But he did not seem unduly put out as he explained: 'I went for the door and missed it, but it's not too serious. One or two stitches here and one or two stitches there. The doctor could not say how long I'll be out, but hopefully it won't be much more than a week or two.' That will still be enough to keep him out of contention for the Texaco Trophy series; the England squad is being selected next Tuesday and the series begins at Old Trafford in two weeks' time. That is a pity since he was just getting a taste for the Australian bowling.

But the cricket was incidental to the day's sideshows. While there may have been some uncertainty over Gatting's mood on his return to the pavilion, there was no doubt over Allan Border's reaction to his dismissal.

He was bowled round his legs for eight by a full toss from Angus Fraser, who raised a hand in apology, only to see the world's leading Test scorer swat the remaining stumps with his bat. The Australian tour manager, Des Rundle, did not see the incident but Border's record of dissent during the recent West Indies tour of Australia will not serve him well. He was fined in the first Test, then reprimanded for the same offence in the fifth.

And there was more. Fraser, struggling to regain his form following a longstanding hip injury, appeared to be on the receiving end of a few sharp words from Gatting after Matthew Hayden and Damien Martyn - two 21-year-olds - had clobbered him all over the place.

Later Fraser shrugged off his difference of opinion with Gatting, saying: 'It was normal banter between a captain and a bowler who has just gone for 35 in four overs.' His final figures can have done his England chances no good: his two wickets in 11 overs cost him 76 runs.

Hayden went on to hit his second century in consecutive one-day games, as he and Martyn added 139 for the third wicket. Hayden's exhilarating 122 contained two sixes and 12 fours, and he must be a near certainty for Texaco selection. His effort helped the tourists reach 243 for 5.

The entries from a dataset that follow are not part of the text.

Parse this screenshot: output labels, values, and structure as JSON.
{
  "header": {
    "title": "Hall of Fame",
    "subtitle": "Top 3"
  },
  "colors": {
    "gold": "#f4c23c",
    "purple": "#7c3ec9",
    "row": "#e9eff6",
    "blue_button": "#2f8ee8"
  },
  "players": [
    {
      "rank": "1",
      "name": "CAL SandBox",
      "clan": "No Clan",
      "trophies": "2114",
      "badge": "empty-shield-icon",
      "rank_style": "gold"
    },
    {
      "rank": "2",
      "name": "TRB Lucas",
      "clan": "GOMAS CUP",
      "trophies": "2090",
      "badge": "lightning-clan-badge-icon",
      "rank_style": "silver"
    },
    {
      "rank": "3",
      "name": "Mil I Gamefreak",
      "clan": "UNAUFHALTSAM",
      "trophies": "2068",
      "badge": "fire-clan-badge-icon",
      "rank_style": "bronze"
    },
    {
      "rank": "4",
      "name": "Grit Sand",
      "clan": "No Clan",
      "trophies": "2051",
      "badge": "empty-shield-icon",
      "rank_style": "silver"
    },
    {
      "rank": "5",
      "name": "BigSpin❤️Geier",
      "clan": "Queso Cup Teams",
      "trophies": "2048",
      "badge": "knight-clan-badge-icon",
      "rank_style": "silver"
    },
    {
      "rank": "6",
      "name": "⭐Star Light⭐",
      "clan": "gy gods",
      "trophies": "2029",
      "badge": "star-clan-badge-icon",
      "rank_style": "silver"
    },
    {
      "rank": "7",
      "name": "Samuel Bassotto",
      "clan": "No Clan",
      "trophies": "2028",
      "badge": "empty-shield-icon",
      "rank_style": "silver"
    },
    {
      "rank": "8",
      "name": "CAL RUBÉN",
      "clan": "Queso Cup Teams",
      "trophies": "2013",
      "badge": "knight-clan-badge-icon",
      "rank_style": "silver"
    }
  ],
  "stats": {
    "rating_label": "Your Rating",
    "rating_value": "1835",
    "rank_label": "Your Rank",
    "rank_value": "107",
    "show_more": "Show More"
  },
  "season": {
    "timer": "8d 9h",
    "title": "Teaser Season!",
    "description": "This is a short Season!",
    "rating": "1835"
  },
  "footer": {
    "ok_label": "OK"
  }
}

The Middlesex reply stuttered from the start. Craig McDermott sent back Matthew Keech and Mark Ramprakash in his first two overs and by the time a male streaker had been escorted off the playing area in the ninth over, John Carr was also out.

Gatting (32) and Mike Roseberry - the top scorer with 47 - added 60 for the fourth wicket. Gatting then turned for a second run that was not there and it was effectively over for Middlesex, except for a brief flurry from Mark Feltham, who helped them to 174 all out.

Yorkshire beat Lancashire in a friendly match at Headingley yesterday. Lancashire had resumed needing another 357 to win with all wickets standing, but were all out 116 runs short, despite another fine innings from Graham Lloyd and stubborn late resistance by Peter Martin and Glen Chapple.

(Photograph omitted)